This confession may sound shocking to some of you: I do not like Mother’s Day. Or Father’s Day. And, I am not alone; there are many others like me, although we don’t often admit it.
It was late April 2010, and I stood in line at a department store in Port Orange, FL, purchasing some pretty pink nail polish. While doing so, I used all of my willpower to hold in the tears that wanted to come out. All around me were bright, cheery reminders that Mother’s Day was coming. The sign above me had the word “MOM” directly over the word “WOW.” I wanted to tear it down, but thought better of it. I exited the store and let the tears flow, then made my way back to the hospice where my mother lay, and painted her nails while my four brothers looked on. She had been a nail-biter her whole life, but since having a stroke several days earlier, was no longer doing so, and they had already begun to grow. When she passed away a few days later, her nails looked very pretty, something she had always wanted. Her memorial service was held the day before Mother’s Day.
I have not liked Mother’s Day ever since. Each Mother’s Day I’m transported right back to that store and the sad feeling I had, seeing all the Mother’s Day signs and knowing my mom would not be there for it.
Three years earlier, my father passed away. We were extremely close, running hundreds and hundreds of miles together over the years, and he came to every race I ran, no matter whether it was in our town, or 400 miles away. He was my biggest cheerleader. After he passed away, I found Father’s Day very difficult as well (although, interestingly, not as hard, possibly since I have a heavenly Father who will never leave me).
I am not alone. Many people do not like Mother’s or Father’s Day – some because their parents are gone, some because they have lost children (born or unborn) or cannot have children, and some because their parents were absent or abusive.

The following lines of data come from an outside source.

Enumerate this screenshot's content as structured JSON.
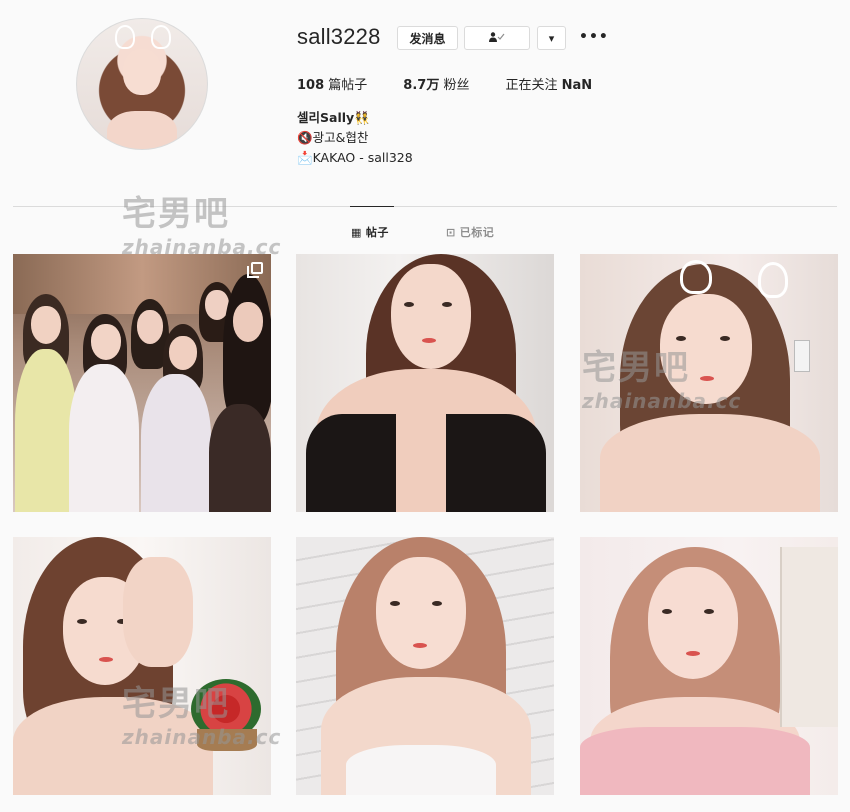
{
  "profile": {
    "username": "sall3228",
    "message_button": "发消息",
    "follow_button_icon": "person-check-icon",
    "dropdown_icon": "▾",
    "more_icon": "•••",
    "stats": {
      "posts_count": "108",
      "posts_label": "篇帖子",
      "followers_count": "8.7万",
      "followers_label": "粉丝",
      "following_label": "正在关注",
      "following_count": "NaN"
    },
    "bio": {
      "name": "셀리Sally",
      "name_emoji": "👯",
      "line2_icon": "🔇",
      "line2": "광고&협찬",
      "line3_icon": "📩",
      "line3": "KAKAO - sall328"
    }
  },
  "tabs": {
    "posts": "帖子",
    "saved": "已标记"
  },
  "watermark": {
    "cn": "宅男吧",
    "en": "zhainanba.cc"
  },
  "grid": {
    "tile_count": 6,
    "first_tile_multi": true
  }
}
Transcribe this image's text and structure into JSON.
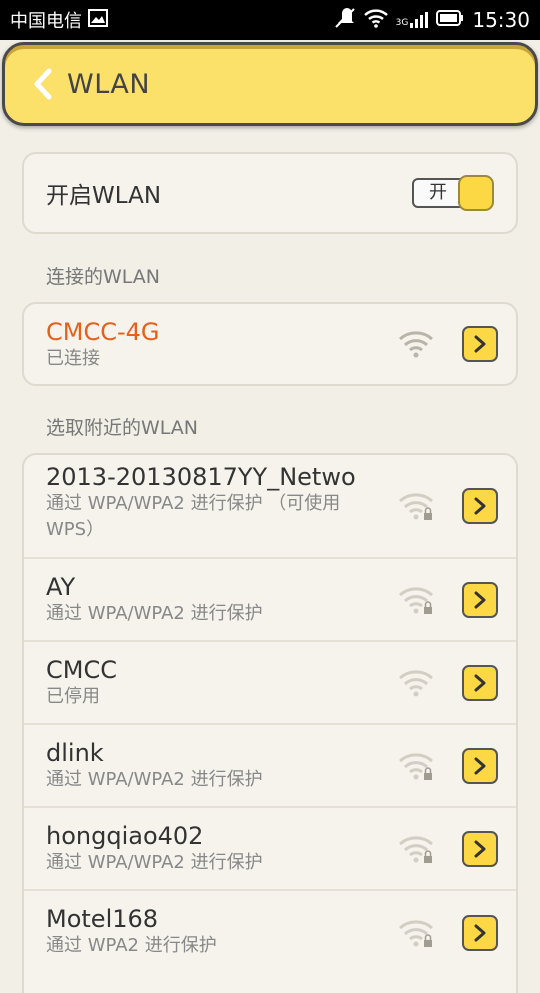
{
  "status_bar": {
    "carrier": "中国电信",
    "network": "3G",
    "time": "15:30"
  },
  "header": {
    "title": "WLAN"
  },
  "wlan_toggle": {
    "label": "开启WLAN",
    "state_text": "开"
  },
  "sections": {
    "connected_header": "连接的WLAN",
    "nearby_header": "选取附近的WLAN"
  },
  "connected": {
    "name": "CMCC-4G",
    "status": "已连接"
  },
  "networks": [
    {
      "name": "2013-20130817YY_Netwo",
      "status": "通过 WPA/WPA2 进行保护 （可使用 WPS）",
      "secured": true
    },
    {
      "name": "AY",
      "status": "通过 WPA/WPA2 进行保护",
      "secured": true
    },
    {
      "name": "CMCC",
      "status": "已停用",
      "secured": false
    },
    {
      "name": "dlink",
      "status": "通过 WPA/WPA2 进行保护",
      "secured": true
    },
    {
      "name": "hongqiao402",
      "status": "通过 WPA/WPA2 进行保护",
      "secured": true
    },
    {
      "name": "Motel168",
      "status": "通过 WPA2 进行保护",
      "secured": true
    }
  ],
  "colors": {
    "accent_yellow": "#fcd844",
    "connected_orange": "#e5601a"
  }
}
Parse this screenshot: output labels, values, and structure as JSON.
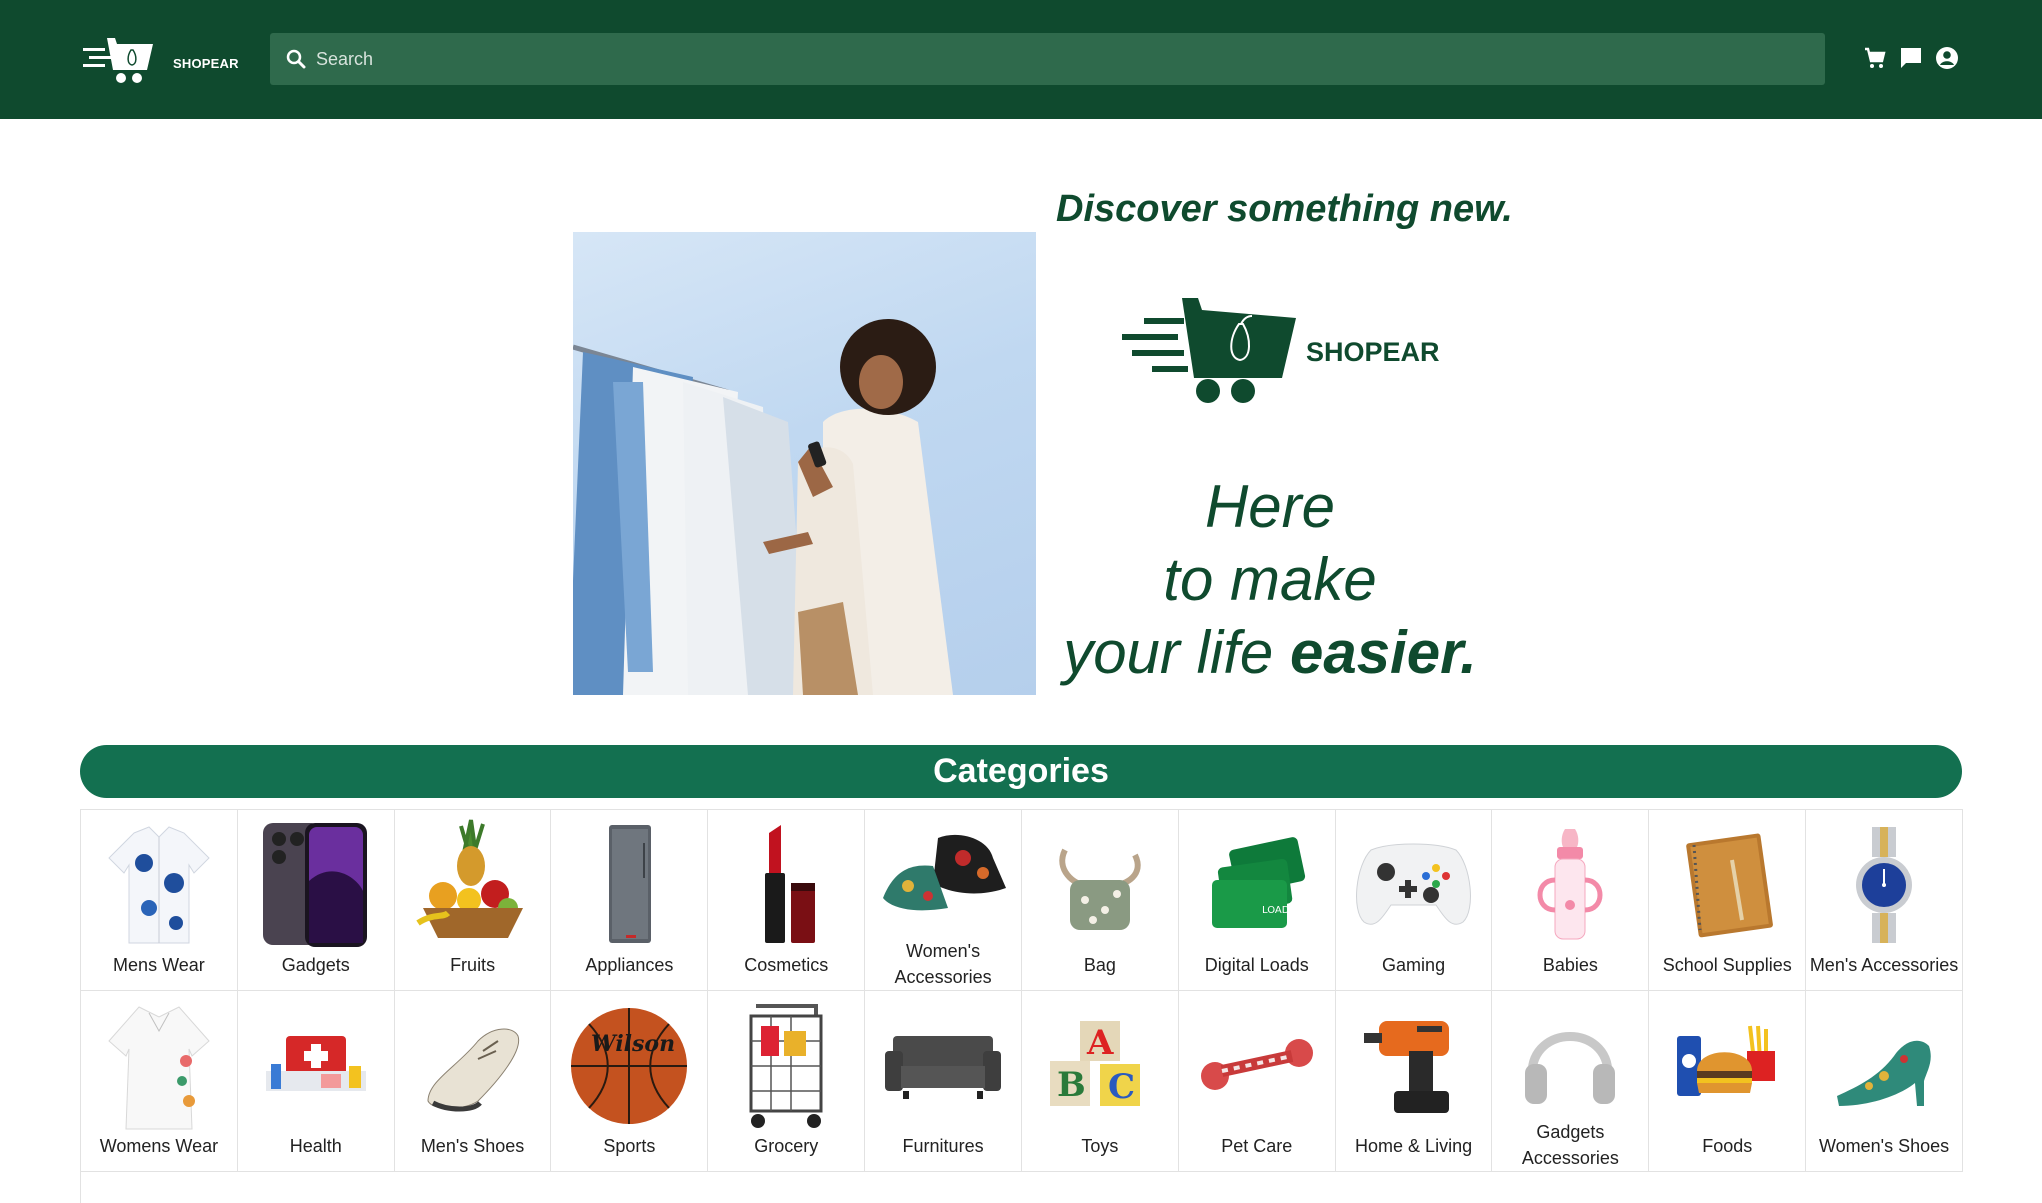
{
  "brand": {
    "name": "SHOPEAR",
    "primary": "#0f4a2e",
    "accent": "#137050",
    "search_bg": "#2f6a4c"
  },
  "header": {
    "search_placeholder": "Search",
    "icons": [
      "cart-icon",
      "chat-icon",
      "account-icon"
    ]
  },
  "hero": {
    "headline": "Discover something new.",
    "logo_text": "SHOPEAR",
    "tagline_1": "Here",
    "tagline_2": "to make",
    "tagline_3": "your life",
    "tagline_bold": "easier."
  },
  "categories": {
    "title": "Categories",
    "items": [
      {
        "label": "Mens Wear",
        "icon": "shirt"
      },
      {
        "label": "Gadgets",
        "icon": "phone"
      },
      {
        "label": "Fruits",
        "icon": "fruit-basket"
      },
      {
        "label": "Appliances",
        "icon": "refrigerator"
      },
      {
        "label": "Cosmetics",
        "icon": "lipstick"
      },
      {
        "label": "Women's Accessories",
        "icon": "bucket-hat"
      },
      {
        "label": "Bag",
        "icon": "bag"
      },
      {
        "label": "Digital Loads",
        "icon": "prepaid-cards"
      },
      {
        "label": "Gaming",
        "icon": "game-controller"
      },
      {
        "label": "Babies",
        "icon": "baby-bottle"
      },
      {
        "label": "School Supplies",
        "icon": "notebook"
      },
      {
        "label": "Men's Accessories",
        "icon": "watch"
      },
      {
        "label": "Womens Wear",
        "icon": "blouse"
      },
      {
        "label": "Health",
        "icon": "first-aid-kit"
      },
      {
        "label": "Men's Shoes",
        "icon": "shoe"
      },
      {
        "label": "Sports",
        "icon": "basketball"
      },
      {
        "label": "Grocery",
        "icon": "shopping-cart"
      },
      {
        "label": "Furnitures",
        "icon": "sofa"
      },
      {
        "label": "Toys",
        "icon": "abc-blocks"
      },
      {
        "label": "Pet Care",
        "icon": "dog-toy"
      },
      {
        "label": "Home & Living",
        "icon": "drill"
      },
      {
        "label": "Gadgets Accessories",
        "icon": "headphones"
      },
      {
        "label": "Foods",
        "icon": "burger-meal"
      },
      {
        "label": "Women's Shoes",
        "icon": "heel-shoe"
      }
    ]
  }
}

Over the years, I have learned to grin and bear it, since I know my reason for not liking Mother’s and Father’s Day is because I loved them so much, and many other people have much more painful reasons for not liking those days. I feel a sense of guilt for not liking the days, as I had two awesome parents, have been blessed with three incredible children, and have a wonderful mother-in-law. I am truly thankful for all of them.
But, still, the pain is there. I am not advocating the abolishment of Mother’s Day or Father’s Day, nor am I advocating not wishing others a happy day. What I am advocating is what the apostle Paul said in the book of Romans (chapter 12, verse 15): Rejoice with those who rejoice; mourn with those who mourn. When you see those of us with tears in our eyes on Mother’s or Father’s Day, give us the freedom to do so…or maybe even give us a hug. We’ll appreciate your caring, and you will help us get through the day… and maybe even come to like it.